Immediately after leaving the hotel I was passed by two police cars. I made a mental note to pay close attention to the speed limit. A few minutes later I was passed by a third police car. I wondered how many police cars I would see during the twenty minute drive and started looking for them in the parking lots I passed. I drove along, paying close attention to the speed limit and searching for police cars. Because I was paying such close attention to to both of these things, you can imagine my surprise when I spotted the fourth car- it’s red and blue lights were lighting up my rearview mirror!

I pulled into a well-lit gas station parking lot that I had used before and pulled out my driver’s license and registration. When I rolled down the window, I saw that the policeman was not much older than me, and very good looking! Turns out he was nice too. Our conversation went something like this:

Cop: “So… are you lost or drunk?”

Me: “Neither!”

Cop (somewhat skeptically): “You haven’t had anything to drink today at all?”

Me: “No sir! You can give me a breathalizer, I promise I haven’t had anything to drink!”

Cop: “That’s okay. I don’t smell anything.”

Me: “Really?” (I was definitely telling the truth, but I’m sure this answer didn’t support my cause).

Cop: “Yeah, it’s okay. So, what are you doing then?”

Me (confused): “I thought I was driving the speed limit?”

Cop: “You were. But you changed lanes four or five times in the last few minutes.”

*Epiphany occurs- while I was searching for police cars, I was apparently not paying much attention to lane lines. However, I didn’t think this was the best time to tell a policeman I was not driving well because I was on the lookout for policemen.

Me: “I’m sorry, I’m really tired and I’m on my way home right now.”

Cop: “Uhm, do you live around here? I mean, you don’t live in North Carolina do you?”

Me: “Actually, I’m really lost. Can you tell me how to get to Georgia? I think I took a wrong turn about five days ago. Am I anywhere near Atlanta?”

Just kidding! Don’t worry, I would never actually say that to a policeman! He did ask if I lived in Seattle or North Carolina, and I explained I was just a tired graduate student who was driving straight home to get some sleep, which I did.

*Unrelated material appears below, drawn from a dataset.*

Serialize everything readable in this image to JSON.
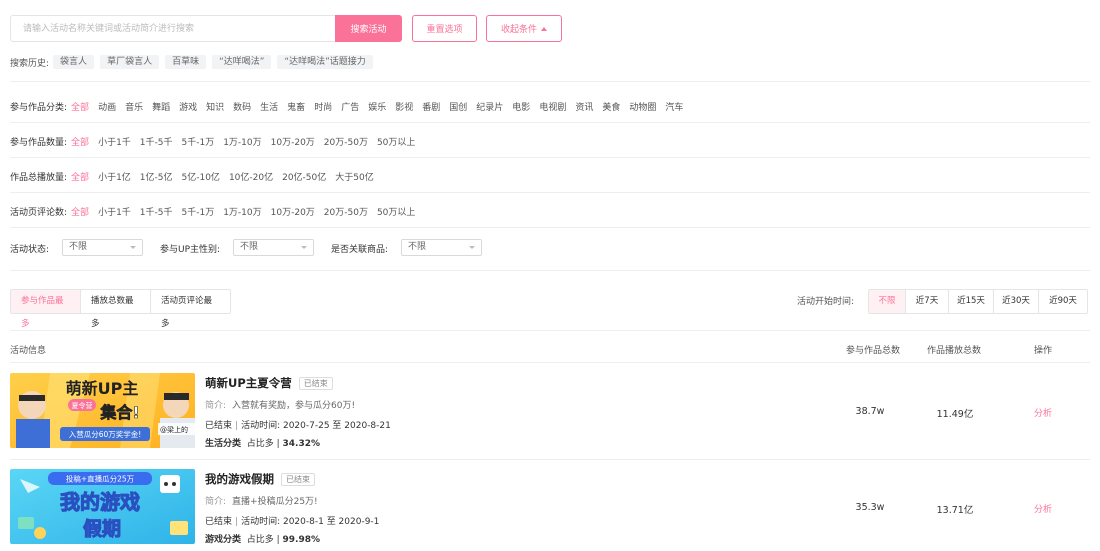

This was only the second time I’ve ever been pulled over, but I’d have to say it’s the first time I’ve ever even heard of someone getting pulled over for “counting cops!”